Tim Huffaker 2017Several years ago I was talking to my good friend Bill, who was an emergency room physician.  

The discussion was centered on whether the practice of medicine was a science or an art. Bill explained that in the world of medicine, there were many treatments and procedures that were pure science.  In other words, they had total knowledge and understanding as to the workings and results of a particular medical procedure. He continued saying there were nearly as many medical treatments, which were used regularly to treat or cure a patient, that were without a clear knowledge as to why they worked.  He indicated in those instances he would consider medicine an “art”. He summarized by saying the practice of medicine was both a science and an art based on the level of understanding of the science behind the procedure.

In many ways, selling is both a science and an art.  As salespeople deal with their prospects and customers, they regularly apply principles in which they understand exactly why they will achieve a particular result.  There are other skills, however, which will achieve a certain result with some prospects but not with others and we don’t really know why. There is definitely an “art” to selling.  Salespeople who are top performers have discovered this, and practice the art of their trade.
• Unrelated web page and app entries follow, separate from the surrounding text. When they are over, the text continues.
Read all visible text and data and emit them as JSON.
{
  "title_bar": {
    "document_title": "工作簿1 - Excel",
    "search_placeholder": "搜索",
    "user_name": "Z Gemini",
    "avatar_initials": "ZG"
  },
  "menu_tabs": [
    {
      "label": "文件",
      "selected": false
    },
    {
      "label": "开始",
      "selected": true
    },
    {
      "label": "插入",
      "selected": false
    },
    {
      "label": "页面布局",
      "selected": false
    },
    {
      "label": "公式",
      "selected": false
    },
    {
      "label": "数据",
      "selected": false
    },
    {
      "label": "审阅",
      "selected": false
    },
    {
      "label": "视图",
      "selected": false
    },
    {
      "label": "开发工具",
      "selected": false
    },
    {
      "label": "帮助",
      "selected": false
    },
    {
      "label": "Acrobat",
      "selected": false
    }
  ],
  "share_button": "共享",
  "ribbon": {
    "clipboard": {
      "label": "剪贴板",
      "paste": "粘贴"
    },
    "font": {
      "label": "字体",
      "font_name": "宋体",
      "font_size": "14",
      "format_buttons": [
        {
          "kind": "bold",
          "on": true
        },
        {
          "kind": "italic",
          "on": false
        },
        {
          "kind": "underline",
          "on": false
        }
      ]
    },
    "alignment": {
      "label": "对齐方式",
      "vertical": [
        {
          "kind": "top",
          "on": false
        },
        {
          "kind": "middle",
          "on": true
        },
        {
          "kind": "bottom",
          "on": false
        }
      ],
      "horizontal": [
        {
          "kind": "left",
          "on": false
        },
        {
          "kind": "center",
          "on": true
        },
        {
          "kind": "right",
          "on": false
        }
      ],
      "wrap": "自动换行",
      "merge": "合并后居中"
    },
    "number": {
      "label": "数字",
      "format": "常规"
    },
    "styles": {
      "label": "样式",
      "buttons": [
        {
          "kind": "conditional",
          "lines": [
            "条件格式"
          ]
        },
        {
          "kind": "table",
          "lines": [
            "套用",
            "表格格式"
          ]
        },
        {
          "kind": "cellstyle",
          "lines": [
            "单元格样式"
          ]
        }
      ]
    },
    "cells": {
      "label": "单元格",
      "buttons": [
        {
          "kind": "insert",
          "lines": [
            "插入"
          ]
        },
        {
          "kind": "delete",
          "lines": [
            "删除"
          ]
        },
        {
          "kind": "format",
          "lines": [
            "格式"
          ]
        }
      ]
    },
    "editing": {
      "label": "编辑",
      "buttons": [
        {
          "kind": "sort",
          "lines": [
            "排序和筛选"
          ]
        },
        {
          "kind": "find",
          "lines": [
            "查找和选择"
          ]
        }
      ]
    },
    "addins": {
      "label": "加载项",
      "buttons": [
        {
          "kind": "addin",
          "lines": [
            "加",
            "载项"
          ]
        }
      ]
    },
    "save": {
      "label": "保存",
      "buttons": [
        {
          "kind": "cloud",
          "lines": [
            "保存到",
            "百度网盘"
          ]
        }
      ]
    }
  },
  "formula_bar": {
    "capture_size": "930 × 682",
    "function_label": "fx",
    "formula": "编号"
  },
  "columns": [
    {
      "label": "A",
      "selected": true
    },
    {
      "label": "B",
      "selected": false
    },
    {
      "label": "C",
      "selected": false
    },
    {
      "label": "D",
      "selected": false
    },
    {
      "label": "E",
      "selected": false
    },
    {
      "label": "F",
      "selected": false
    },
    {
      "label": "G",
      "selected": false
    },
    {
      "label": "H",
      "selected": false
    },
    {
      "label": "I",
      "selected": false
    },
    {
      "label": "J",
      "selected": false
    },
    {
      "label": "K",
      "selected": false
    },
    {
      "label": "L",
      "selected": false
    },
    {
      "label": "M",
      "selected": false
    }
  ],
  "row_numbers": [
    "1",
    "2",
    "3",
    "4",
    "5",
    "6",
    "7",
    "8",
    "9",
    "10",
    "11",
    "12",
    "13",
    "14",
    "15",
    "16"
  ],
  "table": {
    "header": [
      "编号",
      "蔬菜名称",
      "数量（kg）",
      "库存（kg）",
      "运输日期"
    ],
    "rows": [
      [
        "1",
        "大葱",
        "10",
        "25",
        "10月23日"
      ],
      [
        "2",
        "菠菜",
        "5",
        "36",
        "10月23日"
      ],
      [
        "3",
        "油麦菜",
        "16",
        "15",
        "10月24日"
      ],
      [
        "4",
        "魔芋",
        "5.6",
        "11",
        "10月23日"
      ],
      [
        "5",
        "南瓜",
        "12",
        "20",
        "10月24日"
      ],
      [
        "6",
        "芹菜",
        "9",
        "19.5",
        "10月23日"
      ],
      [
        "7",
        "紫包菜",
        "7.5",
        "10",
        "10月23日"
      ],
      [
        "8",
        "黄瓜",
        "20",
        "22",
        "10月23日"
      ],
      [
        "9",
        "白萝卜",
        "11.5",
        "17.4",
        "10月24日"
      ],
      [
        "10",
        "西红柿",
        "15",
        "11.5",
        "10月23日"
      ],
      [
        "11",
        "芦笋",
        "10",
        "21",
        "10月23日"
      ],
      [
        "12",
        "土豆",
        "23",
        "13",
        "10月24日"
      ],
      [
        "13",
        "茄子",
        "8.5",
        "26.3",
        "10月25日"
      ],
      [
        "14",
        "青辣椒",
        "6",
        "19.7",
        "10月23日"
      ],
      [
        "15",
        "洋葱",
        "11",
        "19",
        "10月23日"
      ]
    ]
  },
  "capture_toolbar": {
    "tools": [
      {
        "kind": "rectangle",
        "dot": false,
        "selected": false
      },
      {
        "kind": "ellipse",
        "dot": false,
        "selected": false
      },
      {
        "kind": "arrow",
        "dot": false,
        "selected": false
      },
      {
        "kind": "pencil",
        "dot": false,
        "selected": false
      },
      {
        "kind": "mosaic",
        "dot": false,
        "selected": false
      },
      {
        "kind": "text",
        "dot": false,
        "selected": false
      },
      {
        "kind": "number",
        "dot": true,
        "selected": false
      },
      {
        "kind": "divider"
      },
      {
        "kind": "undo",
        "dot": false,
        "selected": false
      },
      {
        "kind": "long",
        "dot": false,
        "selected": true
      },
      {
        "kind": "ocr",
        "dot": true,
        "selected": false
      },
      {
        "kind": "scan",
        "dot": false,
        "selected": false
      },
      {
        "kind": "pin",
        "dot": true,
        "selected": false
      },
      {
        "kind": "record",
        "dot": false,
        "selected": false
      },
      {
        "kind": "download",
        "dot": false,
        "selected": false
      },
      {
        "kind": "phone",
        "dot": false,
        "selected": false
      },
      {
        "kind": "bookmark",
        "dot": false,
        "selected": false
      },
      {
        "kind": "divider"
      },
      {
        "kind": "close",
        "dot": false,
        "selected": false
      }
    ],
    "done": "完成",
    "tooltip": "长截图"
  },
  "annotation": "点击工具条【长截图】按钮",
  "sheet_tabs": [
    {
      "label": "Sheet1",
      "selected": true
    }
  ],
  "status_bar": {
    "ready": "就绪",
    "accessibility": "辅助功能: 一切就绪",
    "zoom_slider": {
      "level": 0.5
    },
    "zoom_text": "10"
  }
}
The key is to apply those principles and skills consistently, whether they are based on the sure knowledge of principles, or the proven application of skills.  Salespeople need to be scholars of their trade and know what to do in every situation to achieve the desired result. Effective selling begins with understanding and concludes with appropriate application.

Years ago, when I was working in the steel industry, I heard stories of rolling mill operators who carried a “little black book” in their hip pocket which gave specific details as to the rolling of specific shapes of steel through the rolling mill.  That seemed strange to me at first. I thought all they needed to do was set the controls on the mill and they would get the desired result when the steel passed through the mill. Not so. Indeed, there was a science to rolling steel, but it was also an art and the secret to the art was contained in the little black book.  The knowledge contained in that book was so valuable that the widow of the rolling mill superintendent could sell the book at her husband’s passing for a large sum of money. A lifetime of knowledge and skills were recorded in that black book enabling the bearer to achieve results that others were unable to duplicate.

Every salesperson should have their own “little black book”, whether it is written on paper or on the pages of their mind, recording the principles and skills required to achieve certain results.  Don’t wing it. Don’t fly by the seat of your pants. Don’t just do something hoping it will work. Learn the science of selling and then apply to that knowledge, the skills you have acquired which will achieve the desired results.  Just as the world of medicine embraces both science and art to cure the sick, or the steel mill operator who fine tunes the shaping of steel through the knowledge found in his little black book, successful salespeople apply all the principles and skills of selling to become the best in their field.  It is through the consistent application of both science and art that you will become the very best.